Stars of the Crash exhibition, which unveiled the NFT works of the Feride Ikiz collection during the 15th edition of the Contemporary Istanbul art fair in June 2021, and incredibly active on the Istanbul scene, the duo ha:ar operate a disturbing fusion between the real and the virtual. Work of the third kind, their penultimate opus, Electric mannerism, presented last year in London,1 Milan and Venice, proceeds from a digital transmutation, operated by the multimedia artist Arda Yalkın, of the bronze sculptures of his accomplice and partner, Hande Şekerciler. A virtual transposition and animation, via 3D modeling and digital video, all the more disturbing as Hande Şekerciler’s neo-mannerist sculptures are of a very polished and “academic” workmanship. 
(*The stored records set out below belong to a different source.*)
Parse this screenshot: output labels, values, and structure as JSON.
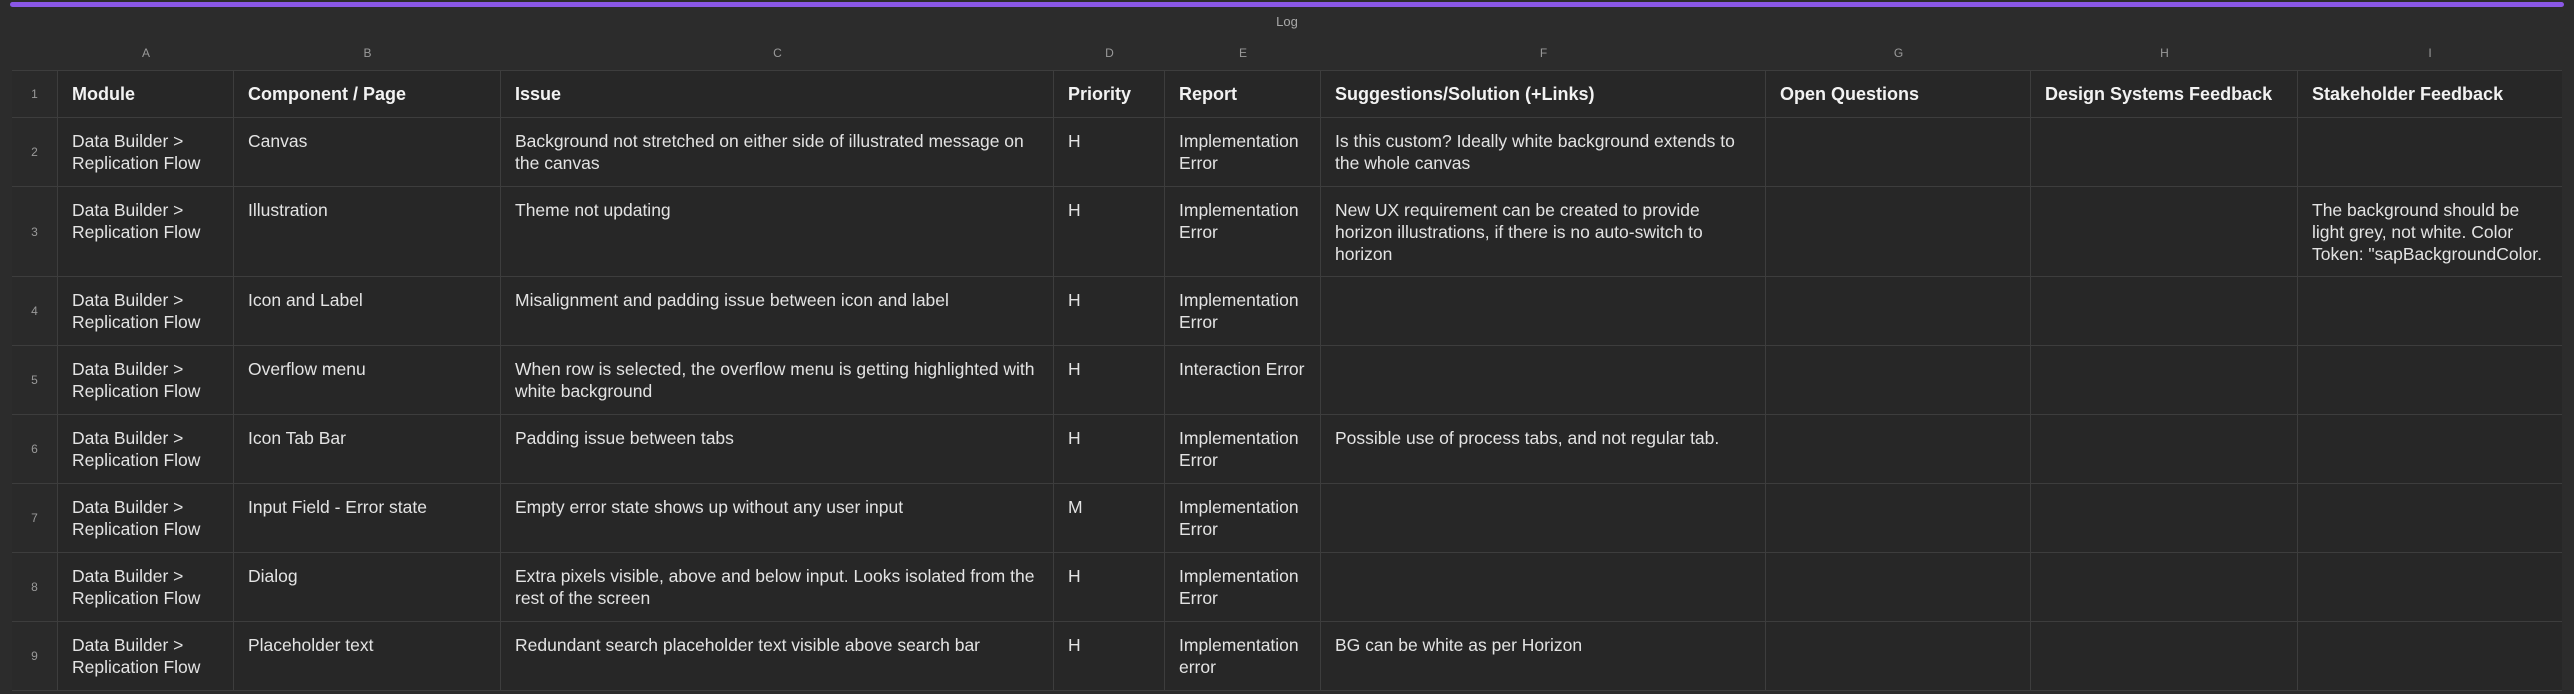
{
  "sheet": {
    "title": "Log",
    "accent_color": "#8a57e6",
    "columns": [
      "A",
      "B",
      "C",
      "D",
      "E",
      "F",
      "G",
      "H",
      "I"
    ],
    "headers": [
      "Module",
      "Component / Page",
      "Issue",
      "Priority",
      "Report",
      "Suggestions/Solution (+Links)",
      "Open Questions",
      "Design Systems Feedback",
      "Stakeholder Feedback"
    ],
    "header_row_number": "1",
    "rows": [
      {
        "num": "2",
        "cells": [
          "Data Builder > Replication Flow",
          "Canvas",
          "Background not stretched on either side of illustrated message on the canvas",
          "H",
          "Implementation Error",
          "Is this custom? Ideally white background extends to the whole canvas",
          "",
          "",
          ""
        ]
      },
      {
        "num": "3",
        "cells": [
          "Data Builder > Replication Flow",
          "Illustration",
          "Theme not updating",
          "H",
          "Implementation Error",
          "New UX requirement can be created to provide horizon illustrations, if there is no auto-switch to horizon",
          "",
          "",
          "The background should be light grey, not white. Color Token: \"sapBackgroundColor."
        ]
      },
      {
        "num": "4",
        "cells": [
          "Data Builder > Replication Flow",
          "Icon and Label",
          "Misalignment and padding issue between icon and label",
          "H",
          "Implementation Error",
          "",
          "",
          "",
          ""
        ]
      },
      {
        "num": "5",
        "cells": [
          "Data Builder > Replication Flow",
          "Overflow menu",
          "When row is selected, the overflow menu is getting highlighted with white background",
          "H",
          "Interaction Error",
          "",
          "",
          "",
          ""
        ]
      },
      {
        "num": "6",
        "cells": [
          "Data Builder > Replication Flow",
          "Icon Tab Bar",
          "Padding issue between tabs",
          "H",
          "Implementation Error",
          "Possible use of process tabs, and not regular tab.",
          "",
          "",
          ""
        ]
      },
      {
        "num": "7",
        "cells": [
          "Data Builder > Replication Flow",
          "Input Field - Error state",
          "Empty error state shows up without any user input",
          "M",
          "Implementation Error",
          "",
          "",
          "",
          ""
        ]
      },
      {
        "num": "8",
        "cells": [
          "Data Builder > Replication Flow",
          "Dialog",
          "Extra pixels visible, above and below input. Looks isolated from the rest of the screen",
          "H",
          "Implementation Error",
          "",
          "",
          "",
          ""
        ]
      },
      {
        "num": "9",
        "cells": [
          "Data Builder > Replication Flow",
          "Placeholder text",
          "Redundant search placeholder text visible above search bar",
          "H",
          "Implementation error",
          "BG can be white as per Horizon",
          "",
          "",
          ""
        ]
      }
    ]
  }
}
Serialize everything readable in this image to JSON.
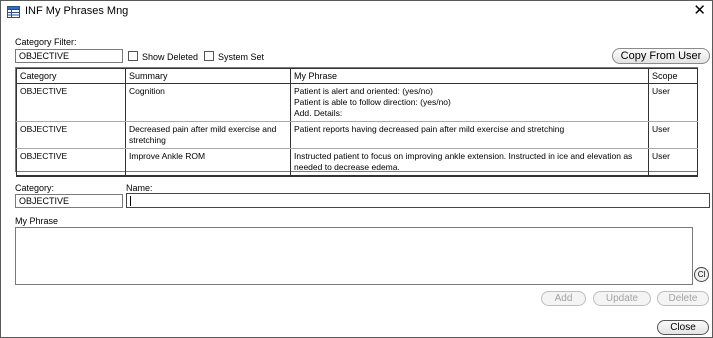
{
  "window": {
    "title": "INF My Phrases Mng",
    "close_glyph": "✕"
  },
  "filter": {
    "label": "Category Filter:",
    "value": "OBJECTIVE",
    "show_deleted_label": "Show Deleted",
    "show_deleted_checked": false,
    "system_set_label": "System Set",
    "system_set_checked": false,
    "copy_from_user_label": "Copy From User"
  },
  "grid": {
    "columns": [
      "Category",
      "Summary",
      "My Phrase",
      "Scope"
    ],
    "rows": [
      {
        "category": "OBJECTIVE",
        "summary": "Cognition",
        "phrase_lines": [
          "Patient is alert and oriented: (yes/no)",
          "Patient is able to follow direction: (yes/no)",
          "Add. Details:"
        ],
        "scope": "User"
      },
      {
        "category": "OBJECTIVE",
        "summary_lines": [
          "Decreased pain after mild exercise and",
          "stretching"
        ],
        "phrase": "Patient reports having decreased pain after mild exercise and stretching",
        "scope": "User"
      },
      {
        "category": "OBJECTIVE",
        "summary": "Improve Ankle ROM",
        "phrase_lines": [
          "Instructed patient to focus on improving ankle extension.  Instructed in ice and elevation as",
          "needed to decrease edema."
        ],
        "scope": "User"
      }
    ]
  },
  "editor": {
    "category_label": "Category:",
    "category_value": "OBJECTIVE",
    "name_label": "Name:",
    "name_value": "",
    "phrase_label": "My Phrase",
    "phrase_value": "",
    "cl_label": "Cl"
  },
  "actions": {
    "add": "Add",
    "update": "Update",
    "delete": "Delete",
    "close": "Close"
  },
  "icons": {
    "app": "table-window-icon"
  }
}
Nudes with perfect anatomies deployed in tender, lascivious or convulsive poses, very choreographic, implementing, on purpose, all the plasticity of the human body. Perfect anatomies which we discover are often duplicated… Dreamlike duplications or mutant bodies? Would these figures with a too-perfect plasticity and a strange duplicity anticipate the metamorphoses of a future post-humanity?  

Dedicated to the random mutations of generative art (in which the images, according to an algorithmic system, generate themselves) in their digital transposition, they appear well as such: multiplied in deluges of bodies, agglutinated in clusters in the manner of the medieval or baroque representations of the fall of the damned at the time of the Last Judgment, these ghostly figures appear to be the living dead, equipped with grafts of skeleton, and spinning in evolving mists.  

Produced by computer-generated imagery and presented in light boxes, these virtual paintings have been dubbed Impossible Sculptures by the artists: “although they are three-dimensional […], the volumetric structures of these works based on generative models could not be produced in the physical world.”

“Thanks to advances in technology, the limits of what is real are constantly being pushed back,” explains ha:ar, whose other series, titled Lucid (in reference to the notion of “lucid dream”), also pushes back the doors of utopian universes. In a sort of fluctuating post-modern imagery, we see a child’s face floating in murky waters (that could evoke amniotic fluid or the abyss) liquefying into shimmering marbles – reminiscent of the moving Cryptomarbles of another Turkish NFT artist, Ecem Dilan Köse, shown recently in the exhibition Now in Digital Art: Alternative Realities + NFT at the Akbank Sanat foundation in Istanbul. 

For this Lucid series, Arda Yalkin explains that he was inspired by the luminous magic of Rembrandt’s portraits and those of his contemporaries, resulting from the use of a single source of artificial light, by manipulating this lighting “with generative liquid simulations.” An astonishing syncretism between the heritage of the old masters and the impermanence of the digital universe based on the indeterminacy of forms in perpetual metamorphosis. 

  1. JD Malat Gallery / www.jdmalat.com




Stéphanie Dulout